Pickwickian syndrome is a disorder that was named after Joe, the fat, red faced boy in Charles Dickens' The Pickwick Papers.

This syndrome is a combination of obstructive apnea in moderately to severely obese people, most of whom attempt to sleep face up.


About 2.5 million people in the U.S. suffer from sleep apnea (episodes of cessation of breathing during sleep) with men outnumbering women.

The several conditions often associated with obstructive sleep apnea include obesity and a short thick neck, and reduction in muscle tone of the soft palate, the uvula (the small, conical, fleshy tissue hanging from the center of the soft palate), and the pharynx. The upper airway may be narrowed by enlarged tonsils or adenoids, a deviated nasal septum, nasal polyps, or congenital abnormalities. Even at high altitudes sleep disruption may occur because of low oxygen concentration.

The Pickwickian syndrome consists of moderate to extreme obesity, alveolar (a hollow sac or cavity) hypoventilation, prolonged drowsiness, twitching, cyanosis (a dark bluish to purplish coloration of the skin), periodic breathing, secondary polycythemia (excessive red blood cells caused by low oxygen), and right sided heart failure. Details of the origin and development of this obesity hypoventilation syndrome are unknown, as is its true incidence. Studies show that the syndrome can exist in non-obese patients as well.

Complications associated with untreated sleep apnea include hypertension, arrhythmias, abnormal blood levels of oxygen and carbon dioxide, and peripheral edema. Other complications include sleepwalking, blackouts, automatic robot-like behavior, intellectual deterioration, hallucinations, anxiety, irritability, aggressiveness, jealousy, suspiciousness, and irrational behavior.
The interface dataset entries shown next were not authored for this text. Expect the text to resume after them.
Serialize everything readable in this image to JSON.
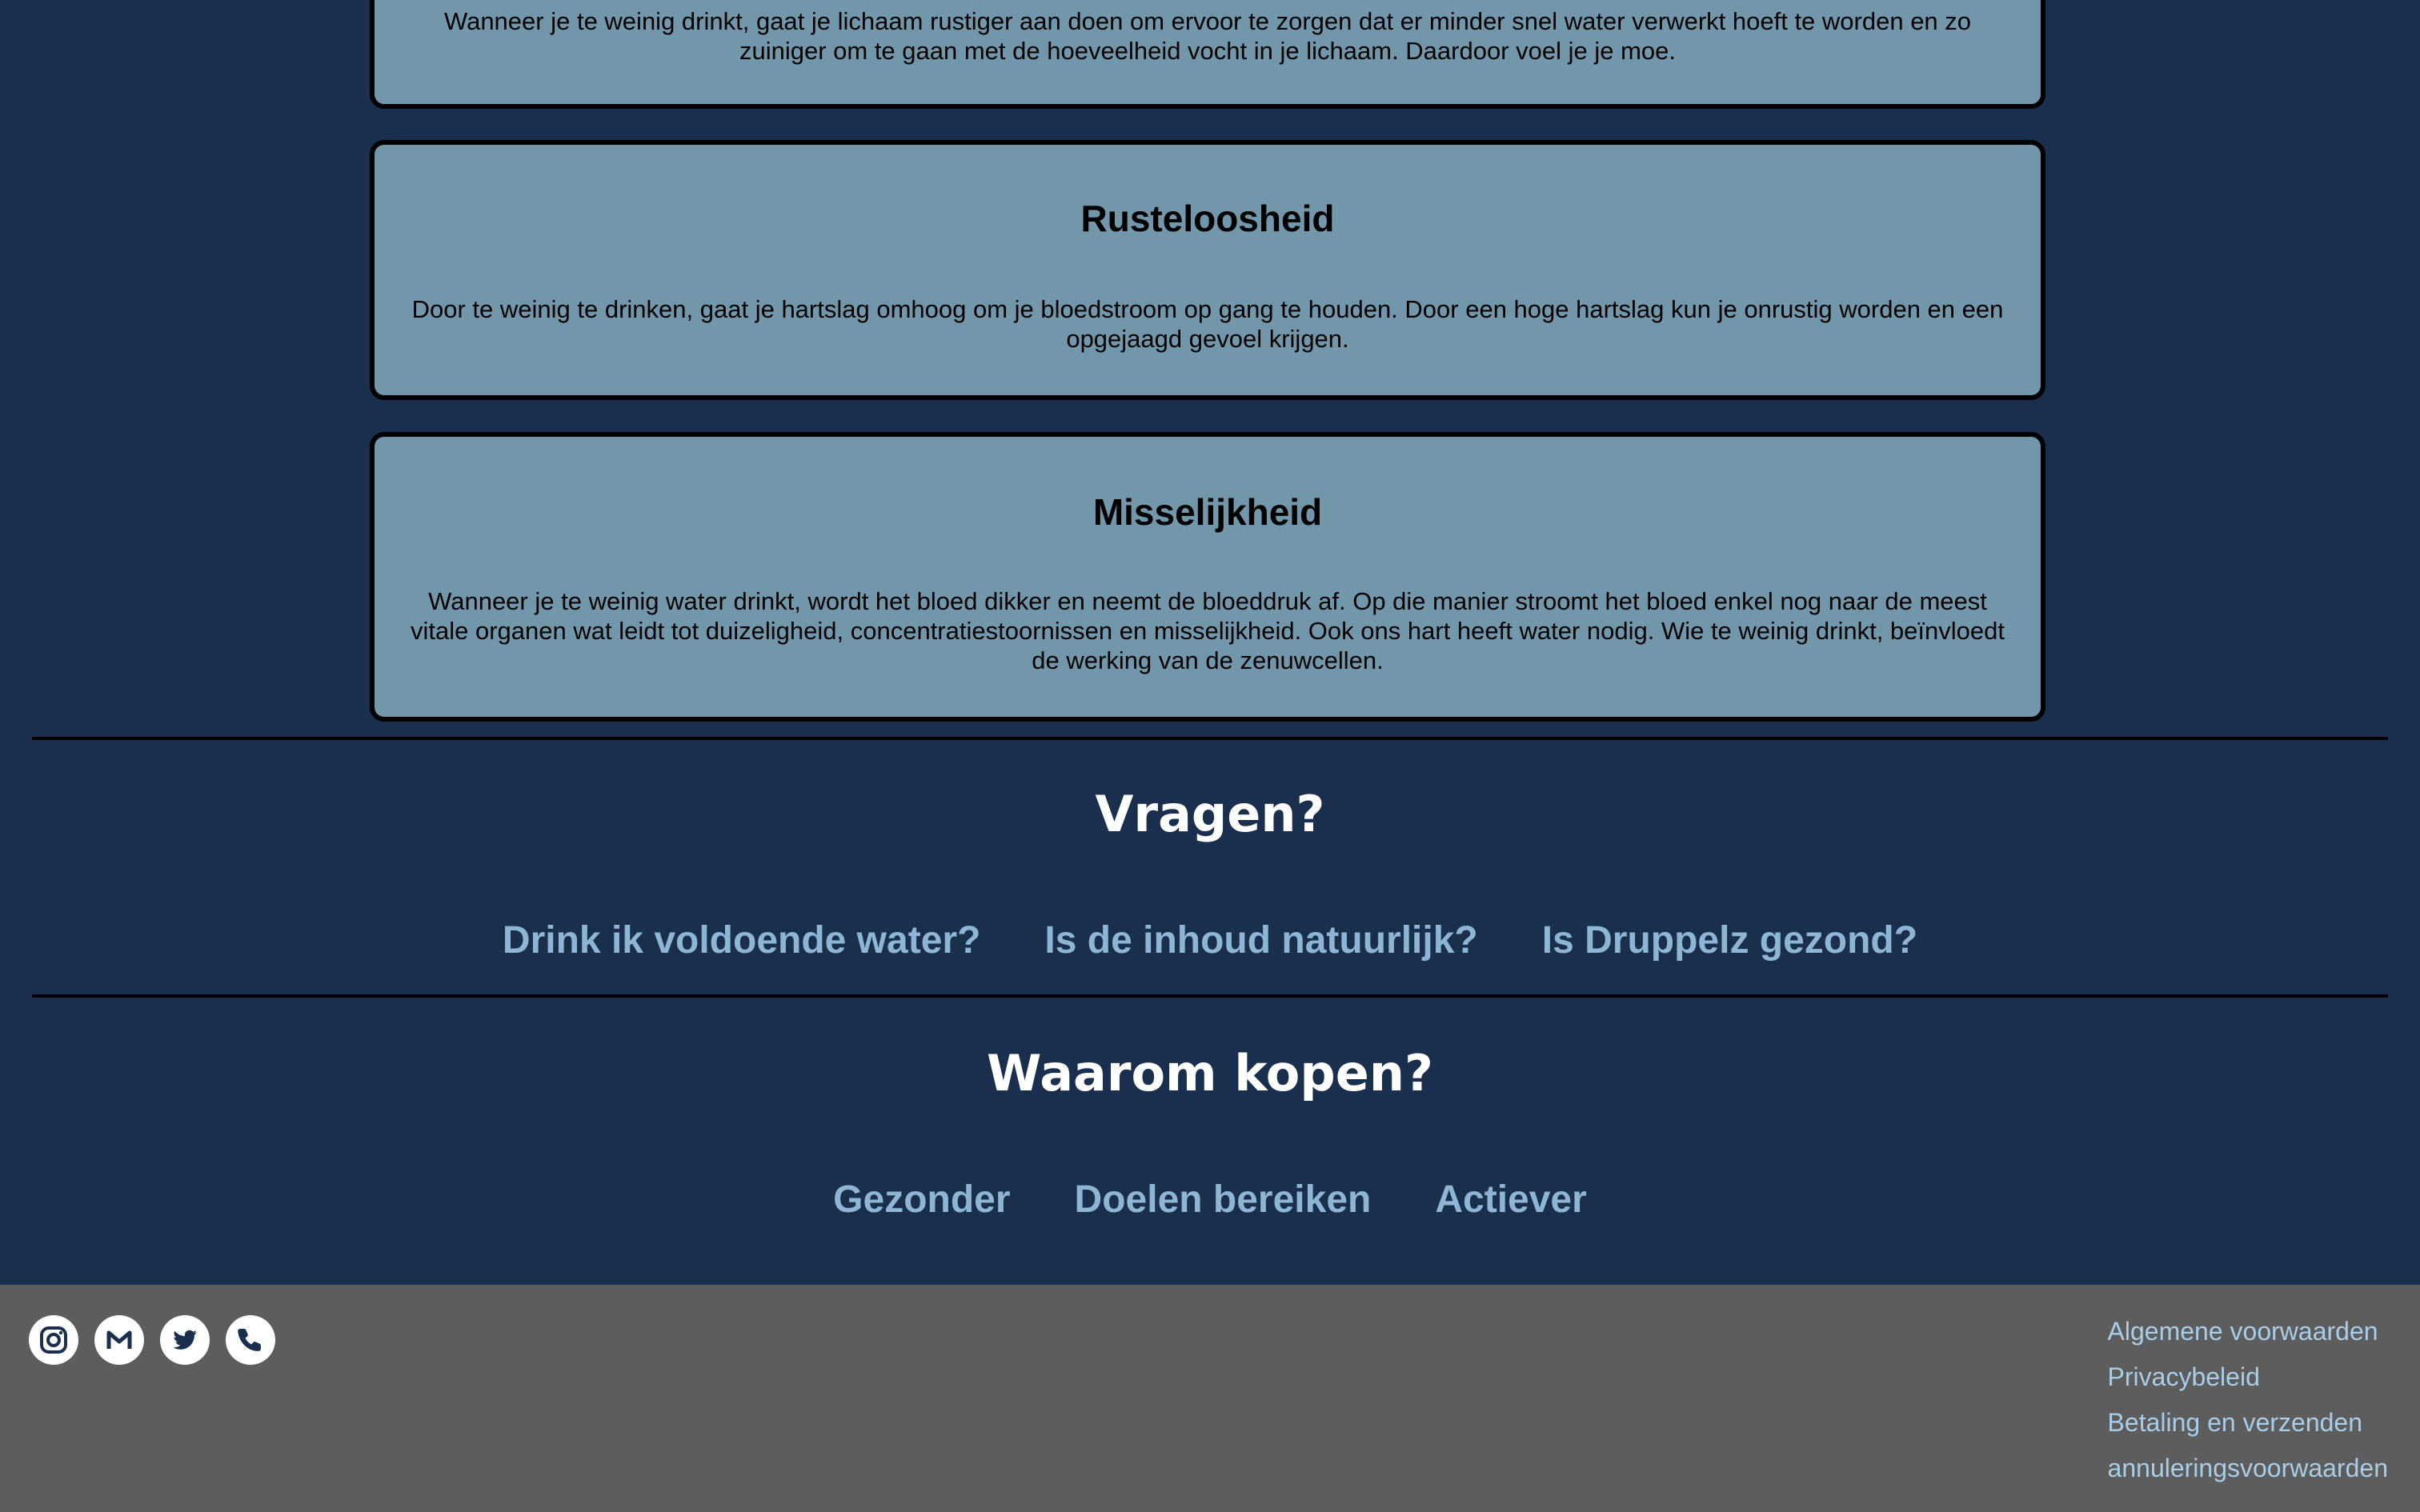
{
  "cards": [
    {
      "title": "",
      "text": "Wanneer je te weinig drinkt, gaat je lichaam rustiger aan doen om ervoor te zorgen dat er minder snel water verwerkt hoeft te worden en zo zuiniger om te gaan met de hoeveelheid vocht in je lichaam. Daardoor voel je je moe."
    },
    {
      "title": "Rusteloosheid",
      "text": "Door te weinig te drinken, gaat je hartslag omhoog om je bloedstroom op gang te houden. Door een hoge hartslag kun je onrustig worden en een opgejaagd gevoel krijgen."
    },
    {
      "title": "Misselijkheid",
      "text": "Wanneer je te weinig water drinkt, wordt het bloed dikker en neemt de bloeddruk af. Op die manier stroomt het bloed enkel nog naar de meest vitale organen wat leidt tot duizeligheid, concentratiestoornissen en misselijkheid. Ook ons hart heeft water nodig. Wie te weinig drinkt, beïnvloedt de werking van de zenuwcellen."
    }
  ],
  "vragen": {
    "title": "Vragen?",
    "links": [
      "Drink ik voldoende water?",
      "Is de inhoud natuurlijk?",
      "Is Druppelz gezond?"
    ]
  },
  "waarom": {
    "title": "Waarom kopen?",
    "links": [
      "Gezonder",
      "Doelen bereiken",
      "Actiever"
    ]
  },
  "footer": {
    "social_icons": [
      "instagram-icon",
      "mail-icon",
      "twitter-icon",
      "phone-icon"
    ],
    "links": [
      "Algemene voorwaarden",
      "Privacybeleid",
      "Betaling en verzenden",
      "annuleringsvoorwaarden"
    ]
  },
  "colors": {
    "page_background": "#1a2f4d",
    "card_background": "#7397aa",
    "link_color": "#8cb6d4",
    "footer_background": "#5d5d5d",
    "footer_link_color": "#a9cde6"
  }
}
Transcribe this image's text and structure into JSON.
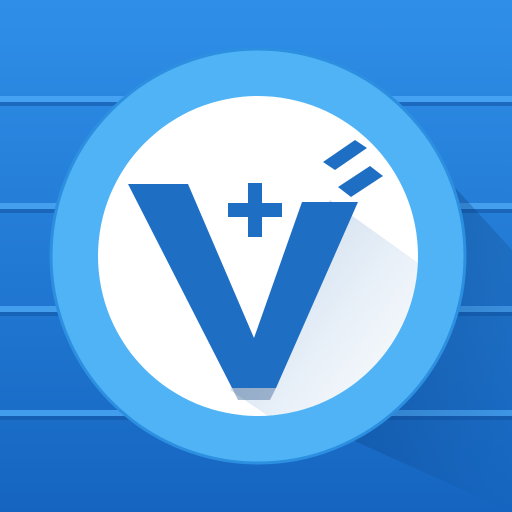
{
  "icon": {
    "name": "v-plus-logo-app-icon",
    "glyph": "V+",
    "colors": {
      "background_top": "#2f8fe8",
      "background_bottom": "#1565c0",
      "stripe_light": "#4aa6f3",
      "stripe_dark": "#1256a8",
      "ring": "#4fb3f6",
      "ring_edge": "#2c8fe0",
      "disc": "#ffffff",
      "mark": "#1e6fc4",
      "mark_shadow": "#0d3f7a"
    }
  }
}
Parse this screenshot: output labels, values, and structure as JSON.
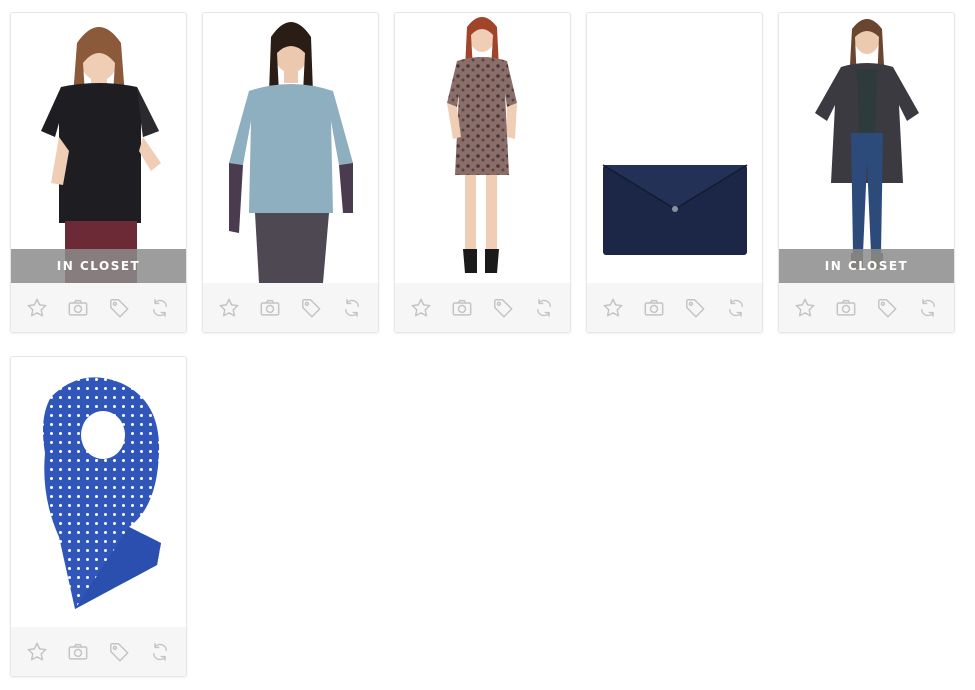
{
  "closet_badge_label": "IN CLOSET",
  "items": [
    {
      "image_icon": "black-tee-model-photo",
      "in_closet": true
    },
    {
      "image_icon": "blue-dolman-top-model-photo",
      "in_closet": false
    },
    {
      "image_icon": "leopard-dress-model-photo",
      "in_closet": false
    },
    {
      "image_icon": "navy-envelope-clutch-photo",
      "in_closet": false
    },
    {
      "image_icon": "gray-coat-model-photo",
      "in_closet": true
    },
    {
      "image_icon": "blue-polka-dot-scarf-photo",
      "in_closet": false
    }
  ],
  "action_icons": [
    "star-icon",
    "camera-icon",
    "tag-icon",
    "refresh-icon"
  ],
  "colors": {
    "badge_bg": "#8c8c8c",
    "action_bar_bg": "#f6f6f6",
    "action_icon": "#c4c4c4",
    "card_border": "#e6e6e6"
  }
}
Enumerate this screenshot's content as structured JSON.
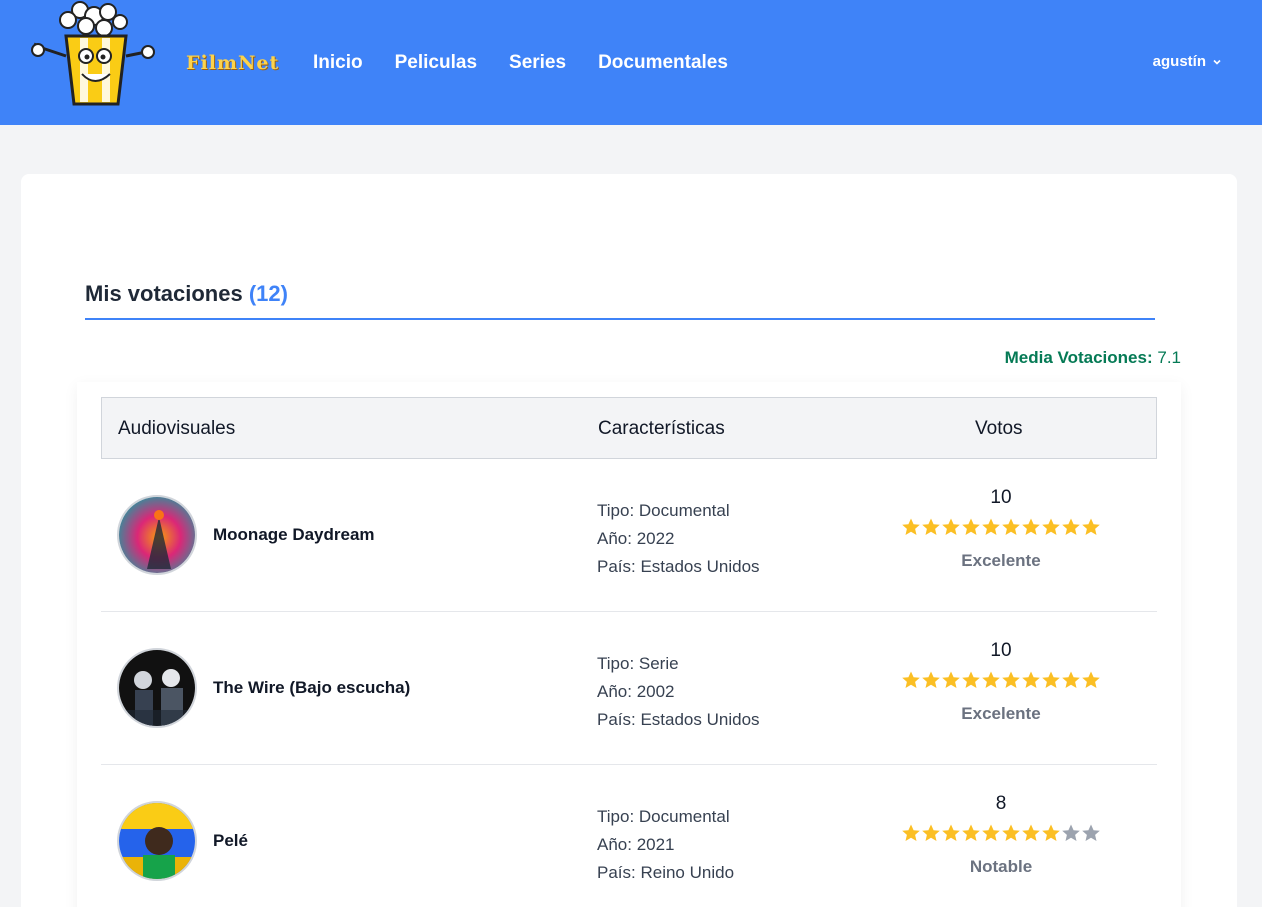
{
  "brand": {
    "name": "FilmNet"
  },
  "nav": {
    "items": [
      "Inicio",
      "Peliculas",
      "Series",
      "Documentales"
    ]
  },
  "user": {
    "name": "agustín"
  },
  "section": {
    "title": "Mis votaciones",
    "count": "(12)"
  },
  "average": {
    "label": "Media Votaciones:",
    "value": "7.1"
  },
  "table": {
    "headers": {
      "audiovisuales": "Audiovisuales",
      "caracteristicas": "Características",
      "votos": "Votos"
    },
    "rows": [
      {
        "title": "Moonage Daydream",
        "tipo": "Tipo: Documental",
        "anio": "Año: 2022",
        "pais": "País: Estados Unidos",
        "vote": "10",
        "stars_filled": 10,
        "stars_total": 10,
        "label": "Excelente"
      },
      {
        "title": "The Wire (Bajo escucha)",
        "tipo": "Tipo: Serie",
        "anio": "Año: 2002",
        "pais": "País: Estados Unidos",
        "vote": "10",
        "stars_filled": 10,
        "stars_total": 10,
        "label": "Excelente"
      },
      {
        "title": "Pelé",
        "tipo": "Tipo: Documental",
        "anio": "Año: 2021",
        "pais": "País: Reino Unido",
        "vote": "8",
        "stars_filled": 8,
        "stars_total": 10,
        "label": "Notable"
      }
    ]
  },
  "colors": {
    "navbar": "#3f83f8",
    "accent": "#3f83f8",
    "star_on": "#fbbf24",
    "star_off": "#9ca3af",
    "average": "#057a55"
  },
  "icons": {
    "user_menu": "chevron-down-icon",
    "star": "star-icon",
    "logo": "popcorn-logo"
  }
}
Loss of interest in sex, morning headaches, and bedwetting may also occur with time.


Therapy consists mainly of weight loss, which reduces episodes of sleep apnea and improves the blood gases and the daytime drowsiness.

Nocturnal positive pressure air flow can be dramatically effective.

A few patients may require an opening in the windpipe (tracheostomy).

The syndrome is reversible if treated.